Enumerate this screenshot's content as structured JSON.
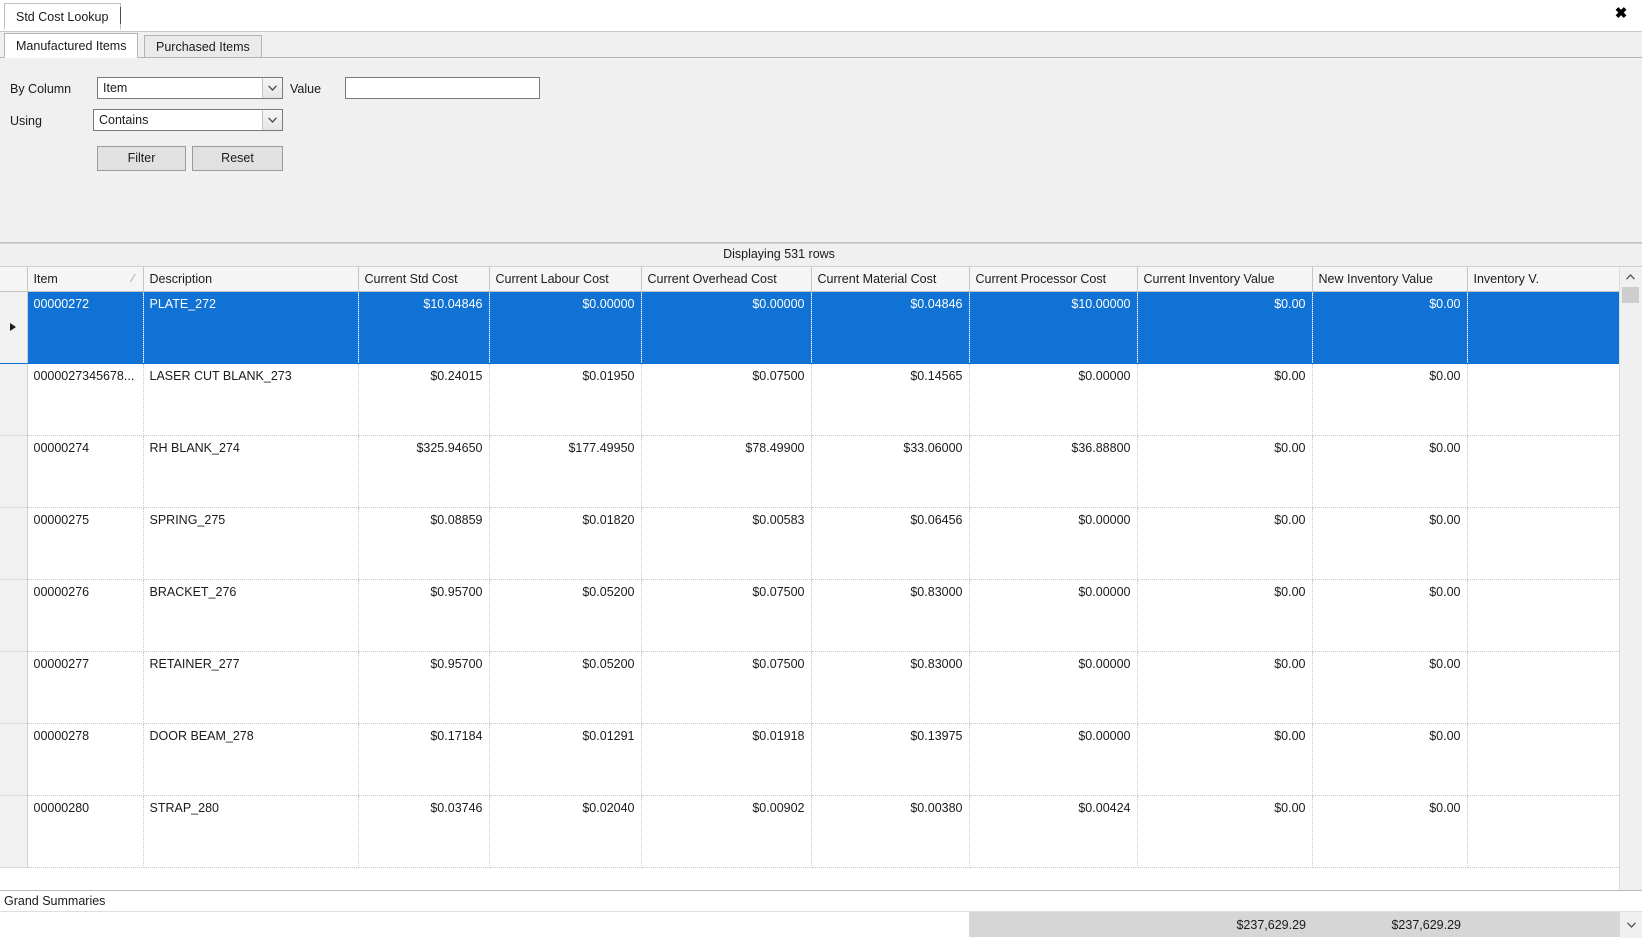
{
  "window": {
    "document_tab": "Std Cost Lookup",
    "close_icon": "close-icon"
  },
  "tabs": [
    {
      "label": "Manufactured Items",
      "selected": true
    },
    {
      "label": "Purchased Items",
      "selected": false
    }
  ],
  "filter_panel": {
    "by_column_label": "By Column",
    "by_column_value": "Item",
    "value_label": "Value",
    "value_text": "",
    "value_placeholder": "",
    "using_label": "Using",
    "using_value": "Contains",
    "filter_button": "Filter",
    "reset_button": "Reset"
  },
  "grid": {
    "caption": "Displaying 531 rows",
    "sort_glyph": "/",
    "columns": [
      "Item",
      "Description",
      "Current Std Cost",
      "Current Labour Cost",
      "Current Overhead Cost",
      "Current Material Cost",
      "Current Processor Cost",
      "Current Inventory Value",
      "New Inventory Value",
      "Inventory V."
    ],
    "rows": [
      {
        "selected": true,
        "item": "00000272",
        "description": "PLATE_272",
        "current_std_cost": "$10.04846",
        "current_labour_cost": "$0.00000",
        "current_overhead_cost": "$0.00000",
        "current_material_cost": "$0.04846",
        "current_processor_cost": "$10.00000",
        "current_inventory_value": "$0.00",
        "new_inventory_value": "$0.00",
        "inventory_v": ""
      },
      {
        "selected": false,
        "item": "0000027345678...",
        "description": "LASER CUT BLANK_273",
        "current_std_cost": "$0.24015",
        "current_labour_cost": "$0.01950",
        "current_overhead_cost": "$0.07500",
        "current_material_cost": "$0.14565",
        "current_processor_cost": "$0.00000",
        "current_inventory_value": "$0.00",
        "new_inventory_value": "$0.00",
        "inventory_v": ""
      },
      {
        "selected": false,
        "item": "00000274",
        "description": "RH BLANK_274",
        "current_std_cost": "$325.94650",
        "current_labour_cost": "$177.49950",
        "current_overhead_cost": "$78.49900",
        "current_material_cost": "$33.06000",
        "current_processor_cost": "$36.88800",
        "current_inventory_value": "$0.00",
        "new_inventory_value": "$0.00",
        "inventory_v": ""
      },
      {
        "selected": false,
        "item": "00000275",
        "description": "SPRING_275",
        "current_std_cost": "$0.08859",
        "current_labour_cost": "$0.01820",
        "current_overhead_cost": "$0.00583",
        "current_material_cost": "$0.06456",
        "current_processor_cost": "$0.00000",
        "current_inventory_value": "$0.00",
        "new_inventory_value": "$0.00",
        "inventory_v": ""
      },
      {
        "selected": false,
        "item": "00000276",
        "description": "BRACKET_276",
        "current_std_cost": "$0.95700",
        "current_labour_cost": "$0.05200",
        "current_overhead_cost": "$0.07500",
        "current_material_cost": "$0.83000",
        "current_processor_cost": "$0.00000",
        "current_inventory_value": "$0.00",
        "new_inventory_value": "$0.00",
        "inventory_v": ""
      },
      {
        "selected": false,
        "item": "00000277",
        "description": "RETAINER_277",
        "current_std_cost": "$0.95700",
        "current_labour_cost": "$0.05200",
        "current_overhead_cost": "$0.07500",
        "current_material_cost": "$0.83000",
        "current_processor_cost": "$0.00000",
        "current_inventory_value": "$0.00",
        "new_inventory_value": "$0.00",
        "inventory_v": ""
      },
      {
        "selected": false,
        "item": "00000278",
        "description": "DOOR BEAM_278",
        "current_std_cost": "$0.17184",
        "current_labour_cost": "$0.01291",
        "current_overhead_cost": "$0.01918",
        "current_material_cost": "$0.13975",
        "current_processor_cost": "$0.00000",
        "current_inventory_value": "$0.00",
        "new_inventory_value": "$0.00",
        "inventory_v": ""
      },
      {
        "selected": false,
        "item": "00000280",
        "description": "STRAP_280",
        "current_std_cost": "$0.03746",
        "current_labour_cost": "$0.02040",
        "current_overhead_cost": "$0.00902",
        "current_material_cost": "$0.00380",
        "current_processor_cost": "$0.00424",
        "current_inventory_value": "$0.00",
        "new_inventory_value": "$0.00",
        "inventory_v": ""
      }
    ]
  },
  "grand_summaries": {
    "title": "Grand Summaries",
    "current_inventory_value_total": "$237,629.29",
    "new_inventory_value_total": "$237,629.29"
  },
  "colors": {
    "selection": "#0f72d4",
    "panel": "#f0f0f0",
    "summary_fill": "#d6d6d6"
  }
}
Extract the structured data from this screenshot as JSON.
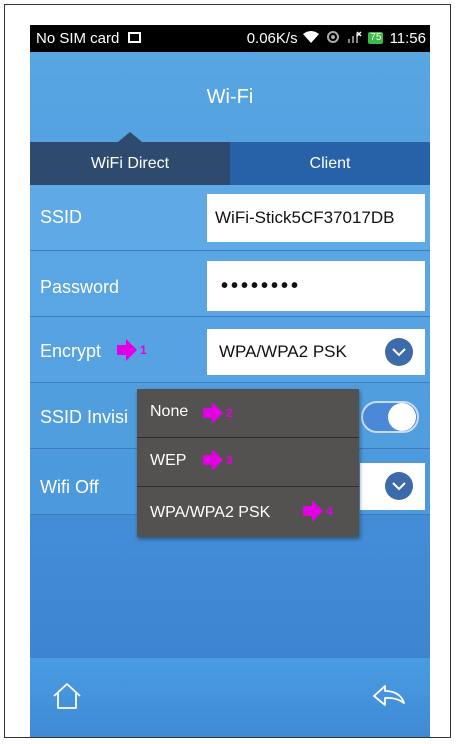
{
  "status_bar": {
    "carrier": "No SIM card",
    "speed": "0.06K/s",
    "battery": "75",
    "time": "11:56"
  },
  "title": "Wi-Fi",
  "tabs": [
    {
      "label": "WiFi Direct",
      "selected": true
    },
    {
      "label": "Client",
      "selected": false
    }
  ],
  "form": {
    "ssid_label": "SSID",
    "ssid_value": "WiFi-Stick5CF37017DB",
    "password_label": "Password",
    "password_value": "••••••••",
    "encrypt_label": "Encrypt",
    "encrypt_value": "WPA/WPA2 PSK",
    "ssid_invisible_label": "SSID Invisi",
    "wifi_off_label": "Wifi Off"
  },
  "dropdown": {
    "options": [
      "None",
      "WEP",
      "WPA/WPA2 PSK"
    ]
  },
  "annotations": [
    "1",
    "2",
    "3",
    "4"
  ],
  "colors": {
    "accent": "#4c98dc",
    "tab_selected": "#2f4a6f",
    "tab_unselected": "#2762a8",
    "annotation_arrow": "#e400e4",
    "dropdown_bg": "#545250"
  },
  "icons": {
    "home": "home-icon",
    "back": "back-icon",
    "chevron": "chevron-down-icon"
  }
}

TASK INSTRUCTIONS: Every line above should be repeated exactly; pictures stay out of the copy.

RESULT FOR THIS EXERCISE:
Enumerate this screenshot's content as structured JSON.
{
  "window": {
    "document_tab": "Std Cost Lookup",
    "close_icon": "close-icon"
  },
  "tabs": [
    {
      "label": "Manufactured Items",
      "selected": true
    },
    {
      "label": "Purchased Items",
      "selected": false
    }
  ],
  "filter_panel": {
    "by_column_label": "By Column",
    "by_column_value": "Item",
    "value_label": "Value",
    "value_text": "",
    "value_placeholder": "",
    "using_label": "Using",
    "using_value": "Contains",
    "filter_button": "Filter",
    "reset_button": "Reset"
  },
  "grid": {
    "caption": "Displaying 531 rows",
    "sort_glyph": "/",
    "columns": [
      "Item",
      "Description",
      "Current Std Cost",
      "Current Labour Cost",
      "Current Overhead Cost",
      "Current Material Cost",
      "Current Processor Cost",
      "Current Inventory Value",
      "New Inventory Value",
      "Inventory V."
    ],
    "rows": [
      {
        "selected": true,
        "item": "00000272",
        "description": "PLATE_272",
        "current_std_cost": "$10.04846",
        "current_labour_cost": "$0.00000",
        "current_overhead_cost": "$0.00000",
        "current_material_cost": "$0.04846",
        "current_processor_cost": "$10.00000",
        "current_inventory_value": "$0.00",
        "new_inventory_value": "$0.00",
        "inventory_v": ""
      },
      {
        "selected": false,
        "item": "0000027345678...",
        "description": "LASER CUT BLANK_273",
        "current_std_cost": "$0.24015",
        "current_labour_cost": "$0.01950",
        "current_overhead_cost": "$0.07500",
        "current_material_cost": "$0.14565",
        "current_processor_cost": "$0.00000",
        "current_inventory_value": "$0.00",
        "new_inventory_value": "$0.00",
        "inventory_v": ""
      },
      {
        "selected": false,
        "item": "00000274",
        "description": "RH BLANK_274",
        "current_std_cost": "$325.94650",
        "current_labour_cost": "$177.49950",
        "current_overhead_cost": "$78.49900",
        "current_material_cost": "$33.06000",
        "current_processor_cost": "$36.88800",
        "current_inventory_value": "$0.00",
        "new_inventory_value": "$0.00",
        "inventory_v": ""
      },
      {
        "selected": false,
        "item": "00000275",
        "description": "SPRING_275",
        "current_std_cost": "$0.08859",
        "current_labour_cost": "$0.01820",
        "current_overhead_cost": "$0.00583",
        "current_material_cost": "$0.06456",
        "current_processor_cost": "$0.00000",
        "current_inventory_value": "$0.00",
        "new_inventory_value": "$0.00",
        "inventory_v": ""
      },
      {
        "selected": false,
        "item": "00000276",
        "description": "BRACKET_276",
        "current_std_cost": "$0.95700",
        "current_labour_cost": "$0.05200",
        "current_overhead_cost": "$0.07500",
        "current_material_cost": "$0.83000",
        "current_processor_cost": "$0.00000",
        "current_inventory_value": "$0.00",
        "new_inventory_value": "$0.00",
        "inventory_v": ""
      },
      {
        "selected": false,
        "item": "00000277",
        "description": "RETAINER_277",
        "current_std_cost": "$0.95700",
        "current_labour_cost": "$0.05200",
        "current_overhead_cost": "$0.07500",
        "current_material_cost": "$0.83000",
        "current_processor_cost": "$0.00000",
        "current_inventory_value": "$0.00",
        "new_inventory_value": "$0.00",
        "inventory_v": ""
      },
      {
        "selected": false,
        "item": "00000278",
        "description": "DOOR BEAM_278",
        "current_std_cost": "$0.17184",
        "current_labour_cost": "$0.01291",
        "current_overhead_cost": "$0.01918",
        "current_material_cost": "$0.13975",
        "current_processor_cost": "$0.00000",
        "current_inventory_value": "$0.00",
        "new_inventory_value": "$0.00",
        "inventory_v": ""
      },
      {
        "selected": false,
        "item": "00000280",
        "description": "STRAP_280",
        "current_std_cost": "$0.03746",
        "current_labour_cost": "$0.02040",
        "current_overhead_cost": "$0.00902",
        "current_material_cost": "$0.00380",
        "current_processor_cost": "$0.00424",
        "current_inventory_value": "$0.00",
        "new_inventory_value": "$0.00",
        "inventory_v": ""
      }
    ]
  },
  "grand_summaries": {
    "title": "Grand Summaries",
    "current_inventory_value_total": "$237,629.29",
    "new_inventory_value_total": "$237,629.29"
  },
  "colors": {
    "selection": "#0f72d4",
    "panel": "#f0f0f0",
    "summary_fill": "#d6d6d6"
  }
}
Extract the structured data from this screenshot as JSON.
{
  "status_bar": {
    "carrier": "No SIM card",
    "speed": "0.06K/s",
    "battery": "75",
    "time": "11:56"
  },
  "title": "Wi-Fi",
  "tabs": [
    {
      "label": "WiFi Direct",
      "selected": true
    },
    {
      "label": "Client",
      "selected": false
    }
  ],
  "form": {
    "ssid_label": "SSID",
    "ssid_value": "WiFi-Stick5CF37017DB",
    "password_label": "Password",
    "password_value": "••••••••",
    "encrypt_label": "Encrypt",
    "encrypt_value": "WPA/WPA2 PSK",
    "ssid_invisible_label": "SSID Invisi",
    "wifi_off_label": "Wifi Off"
  },
  "dropdown": {
    "options": [
      "None",
      "WEP",
      "WPA/WPA2 PSK"
    ]
  },
  "annotations": [
    "1",
    "2",
    "3",
    "4"
  ],
  "colors": {
    "accent": "#4c98dc",
    "tab_selected": "#2f4a6f",
    "tab_unselected": "#2762a8",
    "annotation_arrow": "#e400e4",
    "dropdown_bg": "#545250"
  },
  "icons": {
    "home": "home-icon",
    "back": "back-icon",
    "chevron": "chevron-down-icon"
  }
}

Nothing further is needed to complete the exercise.